Task requirements
Copy out all the entries word for word.

═════ Source records ═════

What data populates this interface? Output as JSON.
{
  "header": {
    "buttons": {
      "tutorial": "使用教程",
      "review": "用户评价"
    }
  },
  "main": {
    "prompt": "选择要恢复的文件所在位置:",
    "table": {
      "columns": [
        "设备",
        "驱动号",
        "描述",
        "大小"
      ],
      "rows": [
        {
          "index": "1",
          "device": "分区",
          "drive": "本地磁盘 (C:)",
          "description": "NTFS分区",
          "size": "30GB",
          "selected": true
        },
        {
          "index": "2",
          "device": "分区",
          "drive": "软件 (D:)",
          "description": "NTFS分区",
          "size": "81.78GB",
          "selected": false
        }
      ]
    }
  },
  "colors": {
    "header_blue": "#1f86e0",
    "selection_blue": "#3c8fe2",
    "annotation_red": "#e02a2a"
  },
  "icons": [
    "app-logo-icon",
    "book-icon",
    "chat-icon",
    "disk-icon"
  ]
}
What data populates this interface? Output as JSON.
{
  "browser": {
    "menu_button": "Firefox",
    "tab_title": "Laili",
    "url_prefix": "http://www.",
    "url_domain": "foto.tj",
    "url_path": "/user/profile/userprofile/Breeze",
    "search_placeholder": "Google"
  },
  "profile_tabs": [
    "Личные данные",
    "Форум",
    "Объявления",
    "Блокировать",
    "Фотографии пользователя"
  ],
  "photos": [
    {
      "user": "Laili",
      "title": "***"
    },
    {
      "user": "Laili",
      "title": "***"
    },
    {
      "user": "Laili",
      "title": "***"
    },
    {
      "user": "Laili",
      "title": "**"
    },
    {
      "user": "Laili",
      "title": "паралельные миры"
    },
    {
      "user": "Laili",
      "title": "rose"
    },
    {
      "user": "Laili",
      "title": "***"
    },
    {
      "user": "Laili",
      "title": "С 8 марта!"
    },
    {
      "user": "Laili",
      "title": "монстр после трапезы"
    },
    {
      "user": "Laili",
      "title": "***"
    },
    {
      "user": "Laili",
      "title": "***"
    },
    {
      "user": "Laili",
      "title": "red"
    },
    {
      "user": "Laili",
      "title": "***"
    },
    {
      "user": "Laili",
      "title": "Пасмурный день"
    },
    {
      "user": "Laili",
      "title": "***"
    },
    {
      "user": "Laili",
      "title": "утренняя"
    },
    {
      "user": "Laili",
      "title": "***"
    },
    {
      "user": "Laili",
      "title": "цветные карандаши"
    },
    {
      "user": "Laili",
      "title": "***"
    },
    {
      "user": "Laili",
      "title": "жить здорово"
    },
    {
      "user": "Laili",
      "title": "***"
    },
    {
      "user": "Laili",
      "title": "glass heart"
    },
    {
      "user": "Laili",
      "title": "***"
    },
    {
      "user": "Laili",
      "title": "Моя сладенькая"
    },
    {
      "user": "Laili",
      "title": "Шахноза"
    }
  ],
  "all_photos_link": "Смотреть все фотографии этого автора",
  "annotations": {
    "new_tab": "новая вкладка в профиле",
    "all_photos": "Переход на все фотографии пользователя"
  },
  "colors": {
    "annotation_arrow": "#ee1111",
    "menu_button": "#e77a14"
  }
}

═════

Worked solution
What data populates this interface? Output as JSON.
{
  "header": {
    "buttons": {
      "tutorial": "使用教程",
      "review": "用户评价"
    }
  },
  "main": {
    "prompt": "选择要恢复的文件所在位置:",
    "table": {
      "columns": [
        "设备",
        "驱动号",
        "描述",
        "大小"
      ],
      "rows": [
        {
          "index": "1",
          "device": "分区",
          "drive": "本地磁盘 (C:)",
          "description": "NTFS分区",
          "size": "30GB",
          "selected": true
        },
        {
          "index": "2",
          "device": "分区",
          "drive": "软件 (D:)",
          "description": "NTFS分区",
          "size": "81.78GB",
          "selected": false
        }
      ]
    }
  },
  "colors": {
    "header_blue": "#1f86e0",
    "selection_blue": "#3c8fe2",
    "annotation_red": "#e02a2a"
  },
  "icons": [
    "app-logo-icon",
    "book-icon",
    "chat-icon",
    "disk-icon"
  ]
}
What data populates this interface? Output as JSON.
{
  "browser": {
    "menu_button": "Firefox",
    "tab_title": "Laili",
    "url_prefix": "http://www.",
    "url_domain": "foto.tj",
    "url_path": "/user/profile/userprofile/Breeze",
    "search_placeholder": "Google"
  },
  "profile_tabs": [
    "Личные данные",
    "Форум",
    "Объявления",
    "Блокировать",
    "Фотографии пользователя"
  ],
  "photos": [
    {
      "user": "Laili",
      "title": "***"
    },
    {
      "user": "Laili",
      "title": "***"
    },
    {
      "user": "Laili",
      "title": "***"
    },
    {
      "user": "Laili",
      "title": "**"
    },
    {
      "user": "Laili",
      "title": "паралельные миры"
    },
    {
      "user": "Laili",
      "title": "rose"
    },
    {
      "user": "Laili",
      "title": "***"
    },
    {
      "user": "Laili",
      "title": "С 8 марта!"
    },
    {
      "user": "Laili",
      "title": "монстр после трапезы"
    },
    {
      "user": "Laili",
      "title": "***"
    },
    {
      "user": "Laili",
      "title": "***"
    },
    {
      "user": "Laili",
      "title": "red"
    },
    {
      "user": "Laili",
      "title": "***"
    },
    {
      "user": "Laili",
      "title": "Пасмурный день"
    },
    {
      "user": "Laili",
      "title": "***"
    },
    {
      "user": "Laili",
      "title": "утренняя"
    },
    {
      "user": "Laili",
      "title": "***"
    },
    {
      "user": "Laili",
      "title": "цветные карандаши"
    },
    {
      "user": "Laili",
      "title": "***"
    },
    {
      "user": "Laili",
      "title": "жить здорово"
    },
    {
      "user": "Laili",
      "title": "***"
    },
    {
      "user": "Laili",
      "title": "glass heart"
    },
    {
      "user": "Laili",
      "title": "***"
    },
    {
      "user": "Laili",
      "title": "Моя сладенькая"
    },
    {
      "user": "Laili",
      "title": "Шахноза"
    }
  ],
  "all_photos_link": "Смотреть все фотографии этого автора",
  "annotations": {
    "new_tab": "новая вкладка в профиле",
    "all_photos": "Переход на все фотографии пользователя"
  },
  "colors": {
    "annotation_arrow": "#ee1111",
    "menu_button": "#e77a14"
  }
}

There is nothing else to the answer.